Silent Generation, born between 1925-1942, ages 74-91
A portion of the "Silent" group utilizes e-mail and not much more.
Baby Boomer, born 1943-1960, ages 56-73
The younger "Boomers" are valiantly learning to stay relevant and represent the upper portion of the 35-64 demographic and beyond. Radio is still the first choice, but new media has intrigued this group and become part of their world. In the '90s, they contributed heavily to the tech stock boom.
Generation X, born 1961-1981, ages 35-55
Has some Boomer factor and the older portion shared in the tech revolution; radio is still a choice. Current formats appealing to this generation will have to maintain an audience by reflecting actual lifestyle and musical tastes. President Obama just released another Summertime Music playlist on Spotify; in 2008; it was his iPod list. His musical taste and media usage has evolved. He is not the only "X" that has Hip-Hop, Rock and AC as part of his listening. Many in this group have taken on the task of utilizing all the new shiny technology and media toys.
Generation Y, born 1982-2000, ages 16-34

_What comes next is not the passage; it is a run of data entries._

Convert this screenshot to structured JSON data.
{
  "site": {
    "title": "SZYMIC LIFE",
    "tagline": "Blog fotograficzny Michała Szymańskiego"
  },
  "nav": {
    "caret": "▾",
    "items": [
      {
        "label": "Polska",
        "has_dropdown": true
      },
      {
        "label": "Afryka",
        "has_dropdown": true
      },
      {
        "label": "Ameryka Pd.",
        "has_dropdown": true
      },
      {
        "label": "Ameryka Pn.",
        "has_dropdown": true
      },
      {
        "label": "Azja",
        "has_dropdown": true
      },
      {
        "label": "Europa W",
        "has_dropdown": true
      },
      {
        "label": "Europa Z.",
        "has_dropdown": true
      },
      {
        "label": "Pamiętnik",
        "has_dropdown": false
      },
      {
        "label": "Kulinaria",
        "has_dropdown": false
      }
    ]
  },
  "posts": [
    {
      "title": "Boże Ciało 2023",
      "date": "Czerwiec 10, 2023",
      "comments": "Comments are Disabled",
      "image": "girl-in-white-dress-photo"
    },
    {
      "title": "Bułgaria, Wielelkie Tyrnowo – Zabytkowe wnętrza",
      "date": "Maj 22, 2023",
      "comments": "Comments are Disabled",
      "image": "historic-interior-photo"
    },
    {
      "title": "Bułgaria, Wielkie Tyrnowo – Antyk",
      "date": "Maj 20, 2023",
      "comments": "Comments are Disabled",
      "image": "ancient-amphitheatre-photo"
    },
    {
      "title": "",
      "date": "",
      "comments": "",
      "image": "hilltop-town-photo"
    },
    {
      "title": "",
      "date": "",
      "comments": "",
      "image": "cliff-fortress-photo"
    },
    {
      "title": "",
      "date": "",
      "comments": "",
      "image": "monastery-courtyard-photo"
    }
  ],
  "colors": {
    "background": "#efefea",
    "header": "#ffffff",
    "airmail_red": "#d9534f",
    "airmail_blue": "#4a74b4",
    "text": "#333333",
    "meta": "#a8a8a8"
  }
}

Most have grown up with computers, blogs, podcasts, MySpace, Blackberrys, Twitter, Macs, chat rooms, MTV, VH1, BET, P2Ps, SiriusXM, Music Choice, Cable TV, YouTube, ESPN, Smart Phones, LinkedIn, iPods and Facebook. This group has an ongoing challenge of keeping up with new change. Radio is used as a last resort rather than a first choice. Instead of a new music fad, the Y generation received new audio and communication delivery systems; watches TV on the computer but still watches some traditional TV sets. Ys represent radio's version of "Custer's Last Stand" ... and will be the determining factor for the fate and future of the industry. The older end at 34-years-old is becoming the oldster. This is the generation given trophies in their youth for merely showing up for competitive events. Ys are the most advertising targeted generation.
Generation Z, born 2001-2021, age 6-
They will probably use traditional radio as a paperweight and only listen if the X and Y parents expose them to it. This is the generation that will text each other while sitting on the same couch. This generation, raised on smartphones, distrusts e-mail, loves Snapchat, Pandora, Spotify, Shazam, Vine, Instagram, streaming, a lot of weekly video posting, downloading, emojis instead of words, Periscope, video games as a lifestyle, message apps, and social media has a huge impact on who they are. This group will grow up with connected cars.
No Broad Brush Stokes
It is also important not to apply broad sweeping generalization to an entire group; usually it's the majority of the core audience, but not everyone. The generational lifestyle has a direct effect on the ways audio media is used
Xs ... Ys ... And Boomers
The generational lifestyle has a direct effect on the ways audio media is used. The work force is now dominated by Xs and Ys, with many Boomers still active and relevant in numerous areas. The Xs and Ys are currently in charge of most workplace listening; malls, super-retail outlets, and services providing music to businesses. With some adjustments, traditional radio can hold on to the aforementioned generations. However, in order for industry growth with younger Xs, the Ys, and the Z generations, there is a need for creative, technological and social application restructuring.
Know The Past For The Future
It is important to understand the generations and how things are continually affecting traditional transmitter-based radio. Both Microsoft's Bill Gates and the late Steve Jobs of Apple fame are responsible for revolutionizing communications; both are Baby Boomers born in 1955. Interesting to note; Facebook's Mark Zuckerberg is Generation Y (born 1984), Google co- creators Larry Page and Sergey Brin are Generation X (both born 1973), Instagram co-creators Kevin Systrom and Michel "Mike" Krieger are Y Generation (born 1983 and 1986), and Snapchat co-creator Evan Spiegel is Y Generation (born 1990).
Find a way to stay on top or you will outdate yourself and become one of those people who are mad because nothing stayed the same. Tradition is forever changing.